→ **WORK REQUIRED**: If a record below holds a picture, leave the picture out and copy the rest exactly.

→ **ENTRIES SHOWN**:
╔══

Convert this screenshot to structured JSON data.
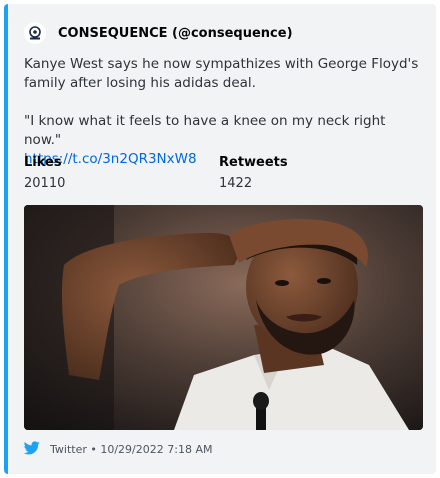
{
  "embed": {
    "accent_color": "#1da1f2",
    "author": {
      "icon": "consequence-logo-icon",
      "name": "CONSEQUENCE (@consequence)"
    },
    "description": {
      "line1": "Kanye West says he now sympathizes with George Floyd's family after losing his adidas deal.",
      "line2": "\"I know what it feels to have a knee on my neck right now.\"",
      "link": "https://t.co/3n2QR3NxW8"
    },
    "fields": [
      {
        "name": "Likes",
        "value": "20110"
      },
      {
        "name": "Retweets",
        "value": "1422"
      }
    ],
    "media": {
      "icon": "photo-of-man-hand-on-head"
    },
    "footer": {
      "icon": "twitter-bird-icon",
      "text": "Twitter • 10/29/2022 7:18 AM"
    }
  }
}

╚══

→ **RESPONSE AREA**:
Convert this screenshot to structured JSON data.
{
  "embed": {
    "accent_color": "#1da1f2",
    "author": {
      "icon": "consequence-logo-icon",
      "name": "CONSEQUENCE (@consequence)"
    },
    "description": {
      "line1": "Kanye West says he now sympathizes with George Floyd's family after losing his adidas deal.",
      "line2": "\"I know what it feels to have a knee on my neck right now.\"",
      "link": "https://t.co/3n2QR3NxW8"
    },
    "fields": [
      {
        "name": "Likes",
        "value": "20110"
      },
      {
        "name": "Retweets",
        "value": "1422"
      }
    ],
    "media": {
      "icon": "photo-of-man-hand-on-head"
    },
    "footer": {
      "icon": "twitter-bird-icon",
      "text": "Twitter • 10/29/2022 7:18 AM"
    }
  }
}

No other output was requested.